Saturday, August 5, 2017
Climbing John Muir's "Dome in the Middle of Dome Dam"
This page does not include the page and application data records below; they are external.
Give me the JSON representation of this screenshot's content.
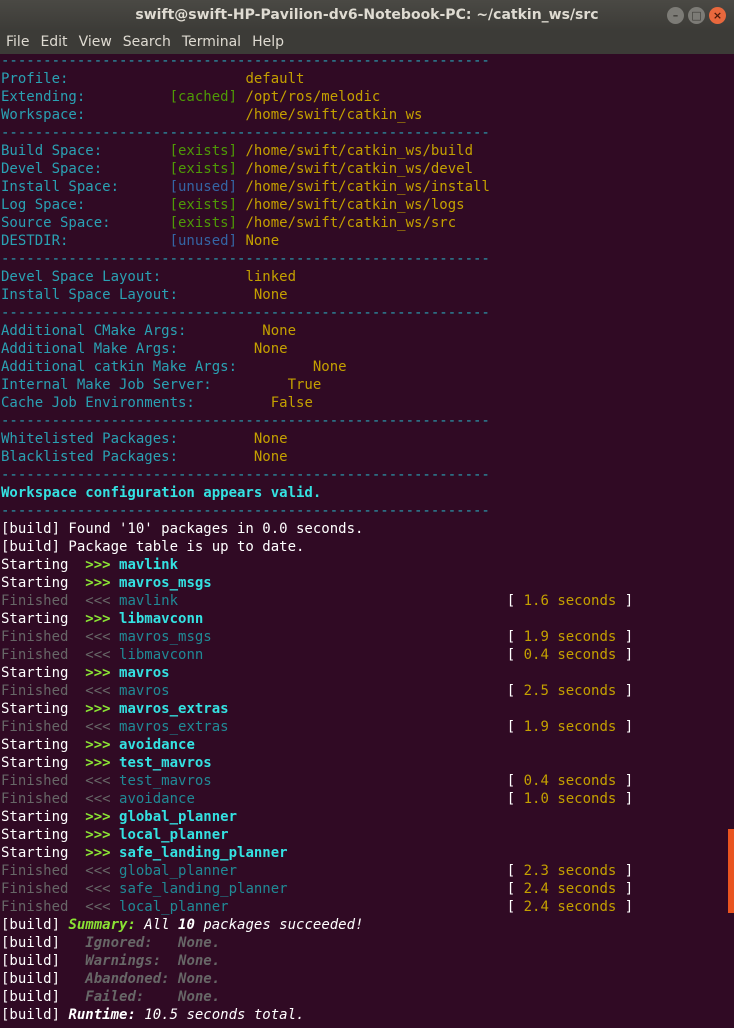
{
  "window": {
    "title": "swift@swift-HP-Pavilion-dv6-Notebook-PC: ~/catkin_ws/src"
  },
  "menu": [
    "File",
    "Edit",
    "View",
    "Search",
    "Terminal",
    "Help"
  ],
  "terminal": {
    "separator": "----------------------------------------------------------",
    "config_groups": [
      [
        {
          "label": "Profile:",
          "tag": "",
          "value": "default"
        },
        {
          "label": "Extending:",
          "tag": "[cached]",
          "tag_type": "ok",
          "value": "/opt/ros/melodic"
        },
        {
          "label": "Workspace:",
          "tag": "",
          "value": "/home/swift/catkin_ws"
        }
      ],
      [
        {
          "label": "Build Space:",
          "tag": "[exists]",
          "tag_type": "ok",
          "value": "/home/swift/catkin_ws/build"
        },
        {
          "label": "Devel Space:",
          "tag": "[exists]",
          "tag_type": "ok",
          "value": "/home/swift/catkin_ws/devel"
        },
        {
          "label": "Install Space:",
          "tag": "[unused]",
          "tag_type": "unused",
          "value": "/home/swift/catkin_ws/install"
        },
        {
          "label": "Log Space:",
          "tag": "[exists]",
          "tag_type": "ok",
          "value": "/home/swift/catkin_ws/logs"
        },
        {
          "label": "Source Space:",
          "tag": "[exists]",
          "tag_type": "ok",
          "value": "/home/swift/catkin_ws/src"
        },
        {
          "label": "DESTDIR:",
          "tag": "[unused]",
          "tag_type": "unused",
          "value": "None"
        }
      ],
      [
        {
          "label": "Devel Space Layout:",
          "tag": "",
          "value": "linked"
        },
        {
          "label": "Install Space Layout:",
          "tag": "",
          "value": "None"
        }
      ],
      [
        {
          "label": "Additional CMake Args:",
          "tag": "",
          "value": "None"
        },
        {
          "label": "Additional Make Args:",
          "tag": "",
          "value": "None"
        },
        {
          "label": "Additional catkin Make Args:",
          "tag": "",
          "value": "None"
        },
        {
          "label": "Internal Make Job Server:",
          "tag": "",
          "value": "True"
        },
        {
          "label": "Cache Job Environments:",
          "tag": "",
          "value": "False"
        }
      ],
      [
        {
          "label": "Whitelisted Packages:",
          "tag": "",
          "value": "None"
        },
        {
          "label": "Blacklisted Packages:",
          "tag": "",
          "value": "None"
        }
      ]
    ],
    "valid_message": "Workspace configuration appears valid.",
    "build_messages": [
      "[build] Found '10' packages in 0.0 seconds.",
      "[build] Package table is up to date."
    ],
    "jobs": [
      {
        "kind": "Starting",
        "pkg": "mavlink"
      },
      {
        "kind": "Starting",
        "pkg": "mavros_msgs"
      },
      {
        "kind": "Finished",
        "pkg": "mavlink",
        "time": "1.6 seconds"
      },
      {
        "kind": "Starting",
        "pkg": "libmavconn"
      },
      {
        "kind": "Finished",
        "pkg": "mavros_msgs",
        "time": "1.9 seconds"
      },
      {
        "kind": "Finished",
        "pkg": "libmavconn",
        "time": "0.4 seconds"
      },
      {
        "kind": "Starting",
        "pkg": "mavros"
      },
      {
        "kind": "Finished",
        "pkg": "mavros",
        "time": "2.5 seconds"
      },
      {
        "kind": "Starting",
        "pkg": "mavros_extras"
      },
      {
        "kind": "Finished",
        "pkg": "mavros_extras",
        "time": "1.9 seconds"
      },
      {
        "kind": "Starting",
        "pkg": "avoidance"
      },
      {
        "kind": "Starting",
        "pkg": "test_mavros"
      },
      {
        "kind": "Finished",
        "pkg": "test_mavros",
        "time": "0.4 seconds"
      },
      {
        "kind": "Finished",
        "pkg": "avoidance",
        "time": "1.0 seconds"
      },
      {
        "kind": "Starting",
        "pkg": "global_planner"
      },
      {
        "kind": "Starting",
        "pkg": "local_planner"
      },
      {
        "kind": "Starting",
        "pkg": "safe_landing_planner"
      },
      {
        "kind": "Finished",
        "pkg": "global_planner",
        "time": "2.3 seconds"
      },
      {
        "kind": "Finished",
        "pkg": "safe_landing_planner",
        "time": "2.4 seconds"
      },
      {
        "kind": "Finished",
        "pkg": "local_planner",
        "time": "2.4 seconds"
      }
    ],
    "summary": {
      "prefix": "[build]",
      "label": "Summary:",
      "pre": "All",
      "count": "10",
      "post": "packages succeeded!",
      "details": [
        {
          "label": "Ignored:",
          "value": "None."
        },
        {
          "label": "Warnings:",
          "value": "None."
        },
        {
          "label": "Abandoned:",
          "value": "None."
        },
        {
          "label": "Failed:",
          "value": "None."
        }
      ],
      "runtime_label": "Runtime:",
      "runtime_value": "10.5 seconds total."
    }
  },
  "colors": {
    "background": "#300a24",
    "accent": "#e95420"
  }
}
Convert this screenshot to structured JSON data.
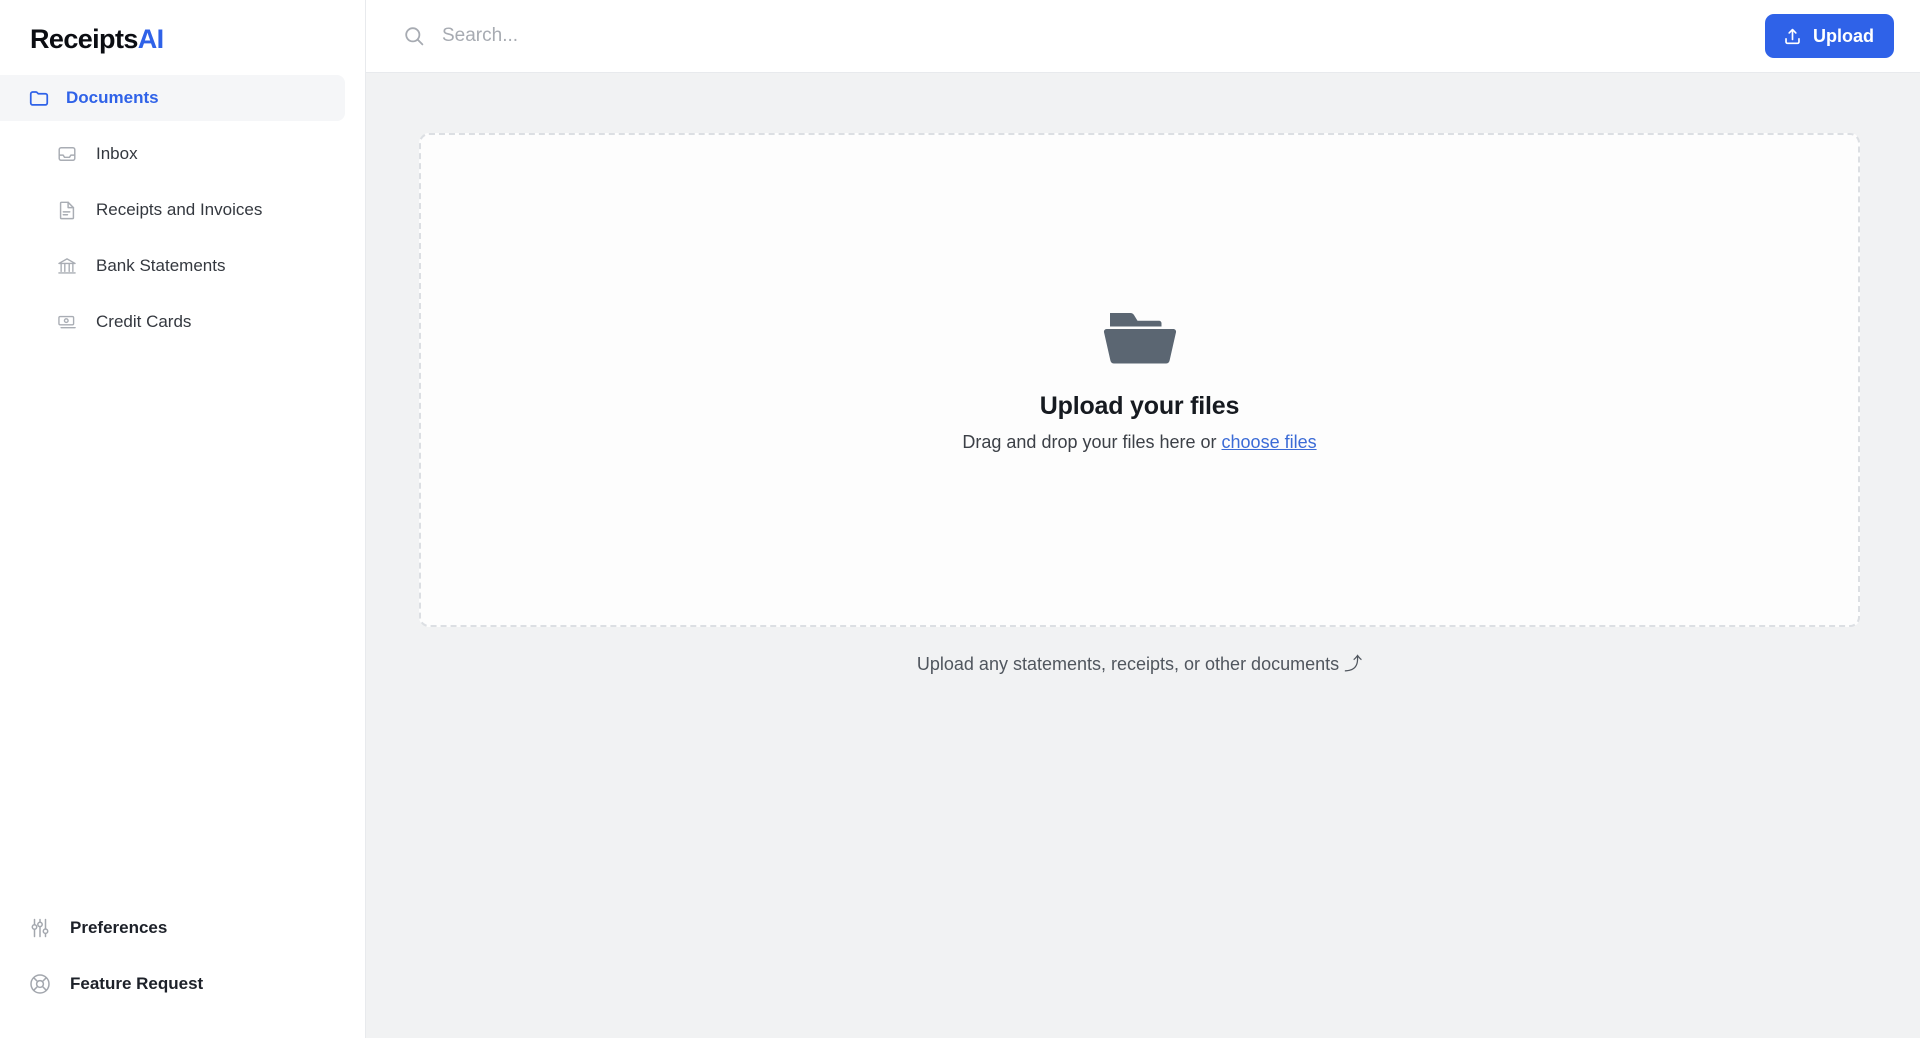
{
  "brand": {
    "name_main": "Receipts",
    "name_accent": "AI",
    "accent_color": "#2f62e8"
  },
  "sidebar": {
    "primary": {
      "label": "Documents",
      "icon": "folder-icon",
      "active": true
    },
    "items": [
      {
        "label": "Inbox",
        "icon": "inbox-icon"
      },
      {
        "label": "Receipts and Invoices",
        "icon": "document-icon"
      },
      {
        "label": "Bank Statements",
        "icon": "bank-icon"
      },
      {
        "label": "Credit Cards",
        "icon": "banknote-icon"
      }
    ],
    "bottom_items": [
      {
        "label": "Preferences",
        "icon": "sliders-icon"
      },
      {
        "label": "Feature Request",
        "icon": "lifebuoy-icon"
      }
    ]
  },
  "topbar": {
    "search": {
      "placeholder": "Search...",
      "value": "",
      "icon": "search-icon"
    },
    "upload_button": {
      "label": "Upload",
      "icon": "upload-icon",
      "color": "#2f62e8"
    }
  },
  "main": {
    "dropzone": {
      "icon": "folder-icon",
      "title": "Upload your files",
      "subtitle_prefix": "Drag and drop your files here or ",
      "choose_link": "choose files"
    },
    "caption": "Upload any statements, receipts, or other documents ⤴"
  }
}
In the summer of 1901 the Sierra Club began a long tradition of "High Trips" or month-long camp-outs in the mountains of the West. This first High Trip began in Yosemite Valley and ended in Tuolumne Meadows, a favorite camp of its president, John Muir. On August 4, 1901, Muir led a group of hikers to the top of what he called "the dome in the middle of dome dam." His dome dam is a glacier-resistant band of hard granite that forms the nine domes between Fairview Dome (which Muir called "Glacier Monument") and two domes across the Tuolumne River just north of lower Tuolumne Meadows (which Muir called "Round Meadow"). By Muir's description, I determined that his "dome in the middle of dome dam" is the large isolated unnamed double dome with an elevation of about 9,000 feet that is indeed in the middle of this cluster of domes. In late July, 2017, I set out from the west side of Daff Dome with David Witt to climb and photograph this dome. As it turns out this Dome Dam has marvelous views of the Cathedral Range, The Glen Aulin area of the Tuolumne Canyon, and the High Sierra Crest to the east. Enjoy these photographs.
Note: If you click an image you get a larger photo and can scroll through them.